Born in Lincoln County, Oklahoma Territory, ROY JOSEPH TURNER moved to Oklahoma City after graduating from high school and attended Hill’s Business College there. He was a bookkeeper from 1911 to 1915 and a salesman from 1916, and then served as a private in the U.S. Army during World War I. He entered the real estate business after the war ended and went on to organize Harper-Turner Oil Company and to found the 10,000 acre Turner Ranch, establishing the Turner purebred Hereford cattle herd in 1935. Turner was a member of the Oklahoma City Board of Education for seven years before becoming governor. During his gubernatorial administration, divisions of accounts and budgets were created in the Executive Department that came to be regarded as one of the most efficient systems in the United States. Also while Turner was governor, the State Highway Department and State Planning and Resources Board were reorganized; a Board of Regents for State Colleges was established; the Oklahoma Turnpike Authority was created; and segregation in higher education was ended in the state. Turner failed, however, in efforts to establish a merit system for state employees and to reform public education financing, neither of which won the state legislature’s approval. When the Democratic Party split over the 1948 election [leading to formation of the States Rights Party—known as Dixiecrats—by southern delegates opposed to Harry Truman’s civil rights platform], Turner refused to support fellow southern delegates to the Democratic National Convention who joined the Dixiecrats and remained loyal to the national Democratic Party. After leaving office, he returned to his oil and cattle investments and served as Chair of the State Highway Commission from 1959 until 1963.

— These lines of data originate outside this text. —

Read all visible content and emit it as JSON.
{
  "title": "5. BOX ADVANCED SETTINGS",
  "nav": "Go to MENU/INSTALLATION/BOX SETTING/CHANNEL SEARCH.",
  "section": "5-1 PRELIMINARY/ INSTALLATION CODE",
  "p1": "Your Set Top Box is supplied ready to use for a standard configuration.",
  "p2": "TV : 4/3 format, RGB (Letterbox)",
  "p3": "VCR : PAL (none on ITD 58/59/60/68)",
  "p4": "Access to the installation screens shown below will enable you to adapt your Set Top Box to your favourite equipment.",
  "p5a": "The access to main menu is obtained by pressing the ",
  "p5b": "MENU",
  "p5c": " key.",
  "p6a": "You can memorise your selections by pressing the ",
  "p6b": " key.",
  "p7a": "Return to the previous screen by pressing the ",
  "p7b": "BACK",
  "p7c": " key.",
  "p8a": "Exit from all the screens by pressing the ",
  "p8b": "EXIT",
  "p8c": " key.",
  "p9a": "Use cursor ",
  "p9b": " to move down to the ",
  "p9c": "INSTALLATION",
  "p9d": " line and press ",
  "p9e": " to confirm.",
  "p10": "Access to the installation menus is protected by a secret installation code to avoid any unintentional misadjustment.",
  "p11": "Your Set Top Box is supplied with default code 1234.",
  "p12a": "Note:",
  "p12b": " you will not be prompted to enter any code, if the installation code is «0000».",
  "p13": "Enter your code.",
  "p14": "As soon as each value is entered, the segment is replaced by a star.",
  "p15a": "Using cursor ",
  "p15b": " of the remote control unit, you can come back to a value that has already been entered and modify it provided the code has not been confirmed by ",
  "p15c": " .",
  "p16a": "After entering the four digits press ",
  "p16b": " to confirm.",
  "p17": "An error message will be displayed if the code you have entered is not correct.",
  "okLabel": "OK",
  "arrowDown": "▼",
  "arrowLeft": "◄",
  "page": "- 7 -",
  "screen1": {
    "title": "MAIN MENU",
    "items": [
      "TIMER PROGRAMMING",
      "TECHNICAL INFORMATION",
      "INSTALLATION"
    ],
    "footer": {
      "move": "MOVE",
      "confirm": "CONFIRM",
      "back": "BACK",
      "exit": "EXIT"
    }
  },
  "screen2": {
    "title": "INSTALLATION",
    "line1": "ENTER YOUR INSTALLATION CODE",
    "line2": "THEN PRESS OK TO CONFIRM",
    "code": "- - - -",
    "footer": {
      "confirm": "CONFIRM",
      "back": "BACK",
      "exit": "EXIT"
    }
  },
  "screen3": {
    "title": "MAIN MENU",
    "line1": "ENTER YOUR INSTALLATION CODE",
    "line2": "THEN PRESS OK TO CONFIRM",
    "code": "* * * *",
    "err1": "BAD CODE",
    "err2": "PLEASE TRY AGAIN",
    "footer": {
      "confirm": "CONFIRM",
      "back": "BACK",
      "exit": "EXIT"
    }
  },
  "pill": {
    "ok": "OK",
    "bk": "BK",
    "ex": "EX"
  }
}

Sobel, Robert, and John Raimo, eds. Biographical Directory of the Governors of the United States, 1789-1978, Vol. 3. Westport, CT: Meckler Books, 1978. 4 vols.
The National Cyclopaedia of American Biography, Vol. 58. New York: James T. White & Company.